An insurer was entitled to summary judgment in a lawsuit filed by a couple who claimed the policy limits did not fully compensate them after a fire destroyed their home.
In Daryl Schweitzer and Lynn Schweitzer v. American Family Mutual Insurance Company and Jennifer Gholson Insurance Agency, 45A03-1307-CT-248, the Indiana Court of Appeals Tuesday affirmed summary judgment for defendants who provided total payments of $326,040 after a fire in December 2009.
The Schweitzers argued their losses substantially exceeded the policy limit, that American Family had acted in bad faith, and that they should have been beneficiaries of a practice requiring agents to write policies for full replacement value.
But Jennifer Gholson, the independent agent, argued she made no representation that the policy provided full replacement value and that under Myers v. Yoder, 921 N.E.2d 880 (Ind. Ct. App. 2010), the court rejected the notion that a general duty of care requires insurance agents to perform a replacement-cost estimate before issuing policies.
In this case, the court found a special relationship did not exist between Gholson and the Schweitzers and that the policy had been taken out less than a year before the fire.

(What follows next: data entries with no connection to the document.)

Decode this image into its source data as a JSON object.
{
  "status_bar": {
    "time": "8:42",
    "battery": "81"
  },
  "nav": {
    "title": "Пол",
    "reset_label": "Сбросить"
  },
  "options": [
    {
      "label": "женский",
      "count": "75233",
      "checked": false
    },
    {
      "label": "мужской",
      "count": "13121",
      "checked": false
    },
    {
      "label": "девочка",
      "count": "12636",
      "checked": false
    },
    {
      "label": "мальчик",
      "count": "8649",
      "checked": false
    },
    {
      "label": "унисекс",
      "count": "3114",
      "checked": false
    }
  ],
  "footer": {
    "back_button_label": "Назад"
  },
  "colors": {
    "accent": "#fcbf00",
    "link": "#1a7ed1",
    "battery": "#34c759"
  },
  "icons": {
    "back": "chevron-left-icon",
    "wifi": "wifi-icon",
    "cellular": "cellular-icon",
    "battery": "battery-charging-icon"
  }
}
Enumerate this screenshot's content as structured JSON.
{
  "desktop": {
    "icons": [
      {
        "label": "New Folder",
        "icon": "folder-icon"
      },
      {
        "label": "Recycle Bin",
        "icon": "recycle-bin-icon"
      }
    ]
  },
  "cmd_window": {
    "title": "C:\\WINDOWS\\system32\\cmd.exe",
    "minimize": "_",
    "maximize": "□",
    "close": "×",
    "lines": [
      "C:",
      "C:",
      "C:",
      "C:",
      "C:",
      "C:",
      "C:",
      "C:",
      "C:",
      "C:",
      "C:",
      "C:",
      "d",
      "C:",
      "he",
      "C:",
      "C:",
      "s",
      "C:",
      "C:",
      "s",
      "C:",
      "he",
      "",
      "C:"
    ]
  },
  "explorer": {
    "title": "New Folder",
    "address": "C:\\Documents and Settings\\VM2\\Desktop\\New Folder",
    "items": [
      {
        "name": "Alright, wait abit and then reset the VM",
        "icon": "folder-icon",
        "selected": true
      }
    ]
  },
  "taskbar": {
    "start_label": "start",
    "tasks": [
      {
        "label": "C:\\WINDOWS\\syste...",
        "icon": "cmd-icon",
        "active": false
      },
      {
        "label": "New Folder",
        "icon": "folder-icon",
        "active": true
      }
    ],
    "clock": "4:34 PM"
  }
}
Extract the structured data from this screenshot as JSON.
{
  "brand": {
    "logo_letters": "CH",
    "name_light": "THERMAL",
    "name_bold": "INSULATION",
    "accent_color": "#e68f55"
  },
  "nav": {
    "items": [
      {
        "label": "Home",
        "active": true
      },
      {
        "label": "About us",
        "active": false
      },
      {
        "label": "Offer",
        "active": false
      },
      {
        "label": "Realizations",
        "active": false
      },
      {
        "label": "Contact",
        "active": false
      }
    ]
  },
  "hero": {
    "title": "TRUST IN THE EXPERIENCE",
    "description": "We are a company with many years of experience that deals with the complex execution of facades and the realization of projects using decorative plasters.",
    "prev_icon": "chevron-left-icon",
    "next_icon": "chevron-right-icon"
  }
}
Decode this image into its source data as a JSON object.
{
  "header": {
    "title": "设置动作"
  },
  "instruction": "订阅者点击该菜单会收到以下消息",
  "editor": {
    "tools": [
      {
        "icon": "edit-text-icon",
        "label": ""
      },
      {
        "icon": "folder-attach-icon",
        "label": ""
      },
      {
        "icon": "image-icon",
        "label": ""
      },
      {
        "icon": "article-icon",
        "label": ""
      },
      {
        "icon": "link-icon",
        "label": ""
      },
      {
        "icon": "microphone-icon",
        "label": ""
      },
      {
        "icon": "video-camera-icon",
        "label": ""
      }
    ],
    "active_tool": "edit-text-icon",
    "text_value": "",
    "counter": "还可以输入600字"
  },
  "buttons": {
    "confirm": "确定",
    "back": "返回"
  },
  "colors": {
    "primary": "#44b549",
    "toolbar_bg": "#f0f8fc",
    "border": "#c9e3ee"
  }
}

"Based upon the designated evidence," Judge Elaine Brown wrote for the panel, "we find the Schweitzers are not entitled to additional payments under their homeowners insurance policy and that the trial court did not err in granting summary judgment.”